A conceptual illustration showing hacking back
Sally Thurer

Computing / Cybersecurity

Five reasons “hacking back” is a recipe for cybersecurity chaos

A new US bill would make it legal for private companies to chase hackers across the internet. It’s a terrible idea that simply will not die.

Jun 21, 2019
A conceptual illustration showing hacking back

Sometimes when tech policymakers try to solve a problem, their proposed cure would only make matters much worse. That’s certainly the case with draft US legislation that would give victims of cyberattacks the chance to hunt their suspected attackers down.

Known as the Active Cyber Defense Certainty Act, or ACDC for short, the bill aims to let victims try to track down attackers by entering the systems of organizations they suspect the hackers have used to mount assaults. Often, these organizations may be other companies that are unaware their computers have been compromised. An existing US law forbids this kind of pursuit, which is known as “hacking back.” Only a few government agencies, like the FBI, have the authority to hunt down suspected hackers in this way.

Supporters of the bill, which was recently introduced in the US Congress, say the FBI and other government agencies are already overwhelmed by an onslaught of cyberattacks, including “ransomware” that has paralyzed computer systems in cities like Atlanta and Baltimore and massive data thefts at large companies like the Marriott hotel chain. In theory, giving businesses and individuals the right to do their own hunting would support the agencies' efforts.

Fighting back

The US government has signaled it’s taking a more proactive approach to deterring cyber threats. But the ACDC bill’s cosponsors, Republican congressman Tom Graves and Democrat Josh Gottheimer, argue that companies and other private-sector organizations need greater freedom to defend themselves. They also say some businesses are already engaged in some forms of digital vigilantism, and that their bill would clear up the legal gray area surrounding this.

The proposed legislation (whose full text can be found at the bottom of the story) would amend an existing US law, the Computer Fraud and Abuse Act (CFAA), to let firms and individuals hack back to locate persistent attackers. They would also be able to monitor the hackers’ systems and disrupt their operations.

The bill says the new powers should be used only by “qualified defenders” who have “a high degree of confidence” in their assailants’ identity. They must inform the FBI and seek guidance from it before hacking back—and do their best to avoid damaging third-party systems and triggering an escalation of hostilities.

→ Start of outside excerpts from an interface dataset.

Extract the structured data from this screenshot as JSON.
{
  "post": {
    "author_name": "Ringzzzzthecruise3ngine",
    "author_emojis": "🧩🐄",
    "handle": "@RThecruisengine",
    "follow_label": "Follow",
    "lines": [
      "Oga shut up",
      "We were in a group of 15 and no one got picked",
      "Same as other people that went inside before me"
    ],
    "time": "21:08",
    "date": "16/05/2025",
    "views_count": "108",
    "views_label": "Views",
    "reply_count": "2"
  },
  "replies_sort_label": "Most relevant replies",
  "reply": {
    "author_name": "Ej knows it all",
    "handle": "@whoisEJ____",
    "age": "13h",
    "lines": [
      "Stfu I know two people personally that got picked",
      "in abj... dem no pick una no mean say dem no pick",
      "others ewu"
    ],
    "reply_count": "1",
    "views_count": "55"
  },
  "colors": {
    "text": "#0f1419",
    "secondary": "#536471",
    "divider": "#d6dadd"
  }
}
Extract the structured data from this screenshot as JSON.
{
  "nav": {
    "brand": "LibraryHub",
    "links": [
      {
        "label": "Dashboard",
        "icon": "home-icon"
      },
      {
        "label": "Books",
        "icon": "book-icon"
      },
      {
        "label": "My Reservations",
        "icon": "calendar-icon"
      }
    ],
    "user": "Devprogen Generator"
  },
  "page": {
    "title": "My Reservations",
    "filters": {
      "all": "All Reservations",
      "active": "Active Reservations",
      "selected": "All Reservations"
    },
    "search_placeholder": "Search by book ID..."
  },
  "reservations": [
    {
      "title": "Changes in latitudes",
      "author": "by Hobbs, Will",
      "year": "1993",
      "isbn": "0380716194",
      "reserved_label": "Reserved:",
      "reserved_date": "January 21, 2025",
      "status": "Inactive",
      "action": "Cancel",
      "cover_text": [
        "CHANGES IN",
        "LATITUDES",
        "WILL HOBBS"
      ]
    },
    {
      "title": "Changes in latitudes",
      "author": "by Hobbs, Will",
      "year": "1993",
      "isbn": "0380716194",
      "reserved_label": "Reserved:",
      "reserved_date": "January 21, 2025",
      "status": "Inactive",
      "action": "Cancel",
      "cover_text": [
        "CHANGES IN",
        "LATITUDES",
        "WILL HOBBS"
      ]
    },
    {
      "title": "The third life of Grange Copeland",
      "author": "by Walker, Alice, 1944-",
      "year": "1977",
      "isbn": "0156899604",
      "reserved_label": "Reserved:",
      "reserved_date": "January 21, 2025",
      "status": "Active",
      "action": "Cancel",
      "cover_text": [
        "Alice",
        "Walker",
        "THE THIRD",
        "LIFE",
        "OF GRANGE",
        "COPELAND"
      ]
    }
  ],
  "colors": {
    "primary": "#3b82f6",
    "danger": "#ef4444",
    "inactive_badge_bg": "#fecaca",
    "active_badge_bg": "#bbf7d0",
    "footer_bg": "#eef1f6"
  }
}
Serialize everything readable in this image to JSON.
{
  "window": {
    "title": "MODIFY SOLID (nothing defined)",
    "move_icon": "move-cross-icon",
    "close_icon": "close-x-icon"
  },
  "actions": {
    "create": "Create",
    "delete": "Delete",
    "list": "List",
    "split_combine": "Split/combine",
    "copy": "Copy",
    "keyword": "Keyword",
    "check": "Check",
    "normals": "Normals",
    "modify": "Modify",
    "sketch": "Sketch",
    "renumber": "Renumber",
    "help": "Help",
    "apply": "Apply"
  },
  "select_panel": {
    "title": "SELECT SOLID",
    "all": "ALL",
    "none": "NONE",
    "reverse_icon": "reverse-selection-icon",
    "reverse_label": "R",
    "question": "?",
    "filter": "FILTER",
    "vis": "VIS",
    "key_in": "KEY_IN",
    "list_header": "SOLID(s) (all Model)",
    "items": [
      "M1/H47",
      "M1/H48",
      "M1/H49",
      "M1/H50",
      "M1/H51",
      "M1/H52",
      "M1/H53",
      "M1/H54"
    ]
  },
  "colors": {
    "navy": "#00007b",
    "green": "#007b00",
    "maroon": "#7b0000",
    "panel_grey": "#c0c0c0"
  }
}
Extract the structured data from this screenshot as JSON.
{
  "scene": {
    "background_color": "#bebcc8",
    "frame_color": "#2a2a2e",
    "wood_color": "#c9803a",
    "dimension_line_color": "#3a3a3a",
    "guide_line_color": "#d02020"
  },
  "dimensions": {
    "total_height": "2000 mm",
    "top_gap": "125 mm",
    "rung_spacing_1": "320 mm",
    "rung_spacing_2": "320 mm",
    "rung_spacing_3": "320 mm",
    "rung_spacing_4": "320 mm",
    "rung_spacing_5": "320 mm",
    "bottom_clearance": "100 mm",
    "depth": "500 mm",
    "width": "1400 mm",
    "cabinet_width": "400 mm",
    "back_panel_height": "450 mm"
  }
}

This may all sound reasonable, but the ACDC Act is seriously flawed because:

1. Most companies lack the skills to take on sophisticated assailants

The bill doesn’t say what exactly qualifies a company or individual as a “qualified defender.” This vagueness could let all kinds of businesses hack back. But while, say, a Google almost certainly has the know-how to do so effectively, many others won’t.

Sean Weppner, a former US Department of Defense cyber officer who’s now at cybersecurity firm Nisos, believes hacking back is best left to governments. “Few people have the experience and expertise needed to do this in a nuanced and controlled fashion,” he says.

2.  It’s really hard to know for sure who’s behind a cyberattack

Hackers are masters of obfuscation and typically cover their tracks by using things like spoof IP addresses and hacking tools developed by others. It’s also very difficult to be certain a computer that appears to be behind an attack hasn’t itself been hacked. That could easily cause the wrong systems to be targeted.

3. The bill provides no real protection when things go wrong

It’s very easy to cause unintentional harm to innocent parties’ computers. Even the most sophisticated hackers sometimes pump out code that has unintended consequences.

Anne Toomey McKenna, a professor at Penn State University, points out that even if the ACDC Act passed, it would still leave businesses liable to costly civil lawsuits at both the federal and state levels if they harmed other US businesses’ computers or data. And if they damaged systems in foreign countries, they could still be charged under domestic anti-hacking laws. “It opens a door for companies [to hack back],” she says, “but it’s not really protecting them.”

4. The bill would inevitably lead to damaging reprisals

The draft legislation says those who hack back should try hard not to escalate hostilities. But hackers aren’t going to take attacks on their own systems lightly. Having already found chinks in victims’ digital defenses, they might well exploit more of them if provoked.

5. Private companies could find themselves confronting nation-states

Countries like North Korea, Russia, and Iran are thought to be behind some of the biggest cyberthreats facing businesses today. It certainly would not be advisable for a single company to take them on.

Sandra Joyce of cybersecurity company FireEye worries that if the ACDC bill does get enacted, it could also set a precedent that encourages other countries to loosen their own anti-hacking laws. Some nations may be tempted to make it far easier for companies to hack back than it is in the US. “That would create an even higher risk of a cyber catastrophe,” warns Joyce.

A better approach would be for companies to focus on beefing up their defenses. Many breaches are still the result of basic security errors, such as poorly protected passwords and failures to update software regularly.

At the same time, the US needs to work harder with its allies to promote international norms that would help defuse tensions in cyberspace. Passing legislation like the ACDC Act would only create a legal highway to more hacking hell.